He presented a paper entitled "Accuracy of NEU Screen to detect cognitive impairment in patients with HIV who are in virologic suppression," which had already produced a poster for the last CROI (Conference on Retroviruses and Opportunistic Infections). In this symposium, the poster has been extended in an oral communication.
In addition, Muñoz-Moreno conducted a plenary session on screening instruments for cognitive impairment associated with HIV and participated at the national meeting of the Working Group on HIV and Central Nervous System (he is one of its coordinators).
With the development of antiretroviral therapy and increased life expectancy of people with HIV, there have been important advances in the understanding of the effects that the virus itself and medication can have on the central nervous system (CNS) . From the first weeks of infection, HIV can cause alterations in a motor and cognitive level, with a large negative impact on quality of life and daily functioning of those who suffer them.
One of the major challenges for physicians and psychologists who work with these patients is to diagnose these deficits as soon as possible. To do this, various clinical factors might be considered, mainly the number of CD4 cells in the blood or the time lived with HIV. However, the evaluation through properly validated neuropsychological testing are the most recommended clinical method for diagnosing such problems.

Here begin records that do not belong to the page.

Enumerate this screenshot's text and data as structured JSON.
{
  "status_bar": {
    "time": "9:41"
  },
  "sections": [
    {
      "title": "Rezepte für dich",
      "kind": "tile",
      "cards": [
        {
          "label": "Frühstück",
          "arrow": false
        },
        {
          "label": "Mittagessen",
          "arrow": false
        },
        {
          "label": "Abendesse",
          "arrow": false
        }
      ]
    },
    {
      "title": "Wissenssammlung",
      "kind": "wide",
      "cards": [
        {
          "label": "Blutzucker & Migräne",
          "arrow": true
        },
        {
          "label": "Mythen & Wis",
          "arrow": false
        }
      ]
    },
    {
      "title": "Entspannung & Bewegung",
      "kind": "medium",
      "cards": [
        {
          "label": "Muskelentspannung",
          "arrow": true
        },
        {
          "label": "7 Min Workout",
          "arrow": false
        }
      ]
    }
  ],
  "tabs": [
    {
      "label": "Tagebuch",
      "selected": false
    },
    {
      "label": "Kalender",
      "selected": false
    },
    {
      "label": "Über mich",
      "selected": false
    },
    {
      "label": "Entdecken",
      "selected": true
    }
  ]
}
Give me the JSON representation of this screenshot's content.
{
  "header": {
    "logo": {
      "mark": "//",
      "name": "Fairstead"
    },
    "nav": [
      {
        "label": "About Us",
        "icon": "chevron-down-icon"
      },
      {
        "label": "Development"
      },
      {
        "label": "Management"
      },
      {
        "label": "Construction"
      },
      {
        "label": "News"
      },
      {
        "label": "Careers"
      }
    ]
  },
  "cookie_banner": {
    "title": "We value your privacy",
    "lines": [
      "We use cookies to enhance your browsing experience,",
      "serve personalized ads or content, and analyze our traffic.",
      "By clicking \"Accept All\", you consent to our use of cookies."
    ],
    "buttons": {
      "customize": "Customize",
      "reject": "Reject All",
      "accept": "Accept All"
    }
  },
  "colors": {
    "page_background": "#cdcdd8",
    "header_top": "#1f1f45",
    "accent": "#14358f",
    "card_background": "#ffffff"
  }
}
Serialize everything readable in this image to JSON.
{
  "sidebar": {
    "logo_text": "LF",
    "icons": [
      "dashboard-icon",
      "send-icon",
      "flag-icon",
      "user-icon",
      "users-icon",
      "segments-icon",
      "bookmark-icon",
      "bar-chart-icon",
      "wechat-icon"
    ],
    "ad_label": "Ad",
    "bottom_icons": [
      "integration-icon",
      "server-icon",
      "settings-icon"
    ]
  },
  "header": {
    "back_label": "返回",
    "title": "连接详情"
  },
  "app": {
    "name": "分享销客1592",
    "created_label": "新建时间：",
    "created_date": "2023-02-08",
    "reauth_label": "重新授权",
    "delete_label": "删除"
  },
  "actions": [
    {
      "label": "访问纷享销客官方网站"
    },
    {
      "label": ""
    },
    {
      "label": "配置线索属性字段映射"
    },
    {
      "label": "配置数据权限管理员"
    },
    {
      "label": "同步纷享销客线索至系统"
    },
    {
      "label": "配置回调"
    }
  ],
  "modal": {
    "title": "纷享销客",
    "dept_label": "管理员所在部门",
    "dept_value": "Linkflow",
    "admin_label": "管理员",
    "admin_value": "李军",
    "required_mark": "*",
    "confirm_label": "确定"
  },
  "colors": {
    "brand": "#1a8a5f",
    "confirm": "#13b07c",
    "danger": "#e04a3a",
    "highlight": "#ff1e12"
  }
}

In this context, researchers from the Fight AIDS Foundation led by psychologist José A. Muñoz-Moreno, submitted in August 2013 a new clinical method for early detection of abnormalities that HIV can cause in the central nervous system; the NEU Screen. Its usefulness has been recognized internationally.